■ Exercise directions: Below are records to be copied exactly; their pictures are to be omitted.

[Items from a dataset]
::::::::::
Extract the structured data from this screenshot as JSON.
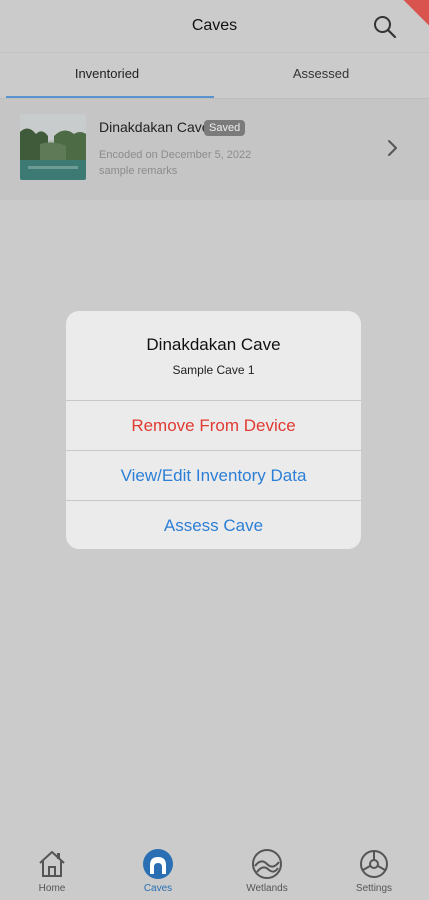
{
  "header": {
    "title": "Caves",
    "search_icon": "search-icon"
  },
  "tabs": [
    {
      "label": "Inventoried",
      "selected": true
    },
    {
      "label": "Assessed",
      "selected": false
    }
  ],
  "cave_list": [
    {
      "name": "Dinakdakan Cave",
      "badge": "Saved",
      "encoded": "Encoded on December 5, 2022",
      "remarks": "sample remarks"
    }
  ],
  "dialog": {
    "title": "Dinakdakan Cave",
    "subtitle": "Sample Cave 1",
    "actions": [
      {
        "label": "Remove From Device",
        "color": "#e03a32"
      },
      {
        "label": "View/Edit Inventory Data",
        "color": "#2c7fd6"
      },
      {
        "label": "Assess Cave",
        "color": "#2c7fd6"
      }
    ]
  },
  "bottom_nav": [
    {
      "label": "Home",
      "icon": "home-icon",
      "active": false
    },
    {
      "label": "Caves",
      "icon": "cave-icon",
      "active": true
    },
    {
      "label": "Wetlands",
      "icon": "wetlands-icon",
      "active": false
    },
    {
      "label": "Settings",
      "icon": "settings-icon",
      "active": false
    }
  ],
  "colors": {
    "accent": "#2a6fb3",
    "destructive": "#e03a32",
    "tab_indicator": "#5b93cf"
  }
}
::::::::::
■ Expected answer:
Extract the structured data from this screenshot as JSON.
{
  "header": {
    "title": "Caves",
    "search_icon": "search-icon"
  },
  "tabs": [
    {
      "label": "Inventoried",
      "selected": true
    },
    {
      "label": "Assessed",
      "selected": false
    }
  ],
  "cave_list": [
    {
      "name": "Dinakdakan Cave",
      "badge": "Saved",
      "encoded": "Encoded on December 5, 2022",
      "remarks": "sample remarks"
    }
  ],
  "dialog": {
    "title": "Dinakdakan Cave",
    "subtitle": "Sample Cave 1",
    "actions": [
      {
        "label": "Remove From Device",
        "color": "#e03a32"
      },
      {
        "label": "View/Edit Inventory Data",
        "color": "#2c7fd6"
      },
      {
        "label": "Assess Cave",
        "color": "#2c7fd6"
      }
    ]
  },
  "bottom_nav": [
    {
      "label": "Home",
      "icon": "home-icon",
      "active": false
    },
    {
      "label": "Caves",
      "icon": "cave-icon",
      "active": true
    },
    {
      "label": "Wetlands",
      "icon": "wetlands-icon",
      "active": false
    },
    {
      "label": "Settings",
      "icon": "settings-icon",
      "active": false
    }
  ],
  "colors": {
    "accent": "#2a6fb3",
    "destructive": "#e03a32",
    "tab_indicator": "#5b93cf"
  }
}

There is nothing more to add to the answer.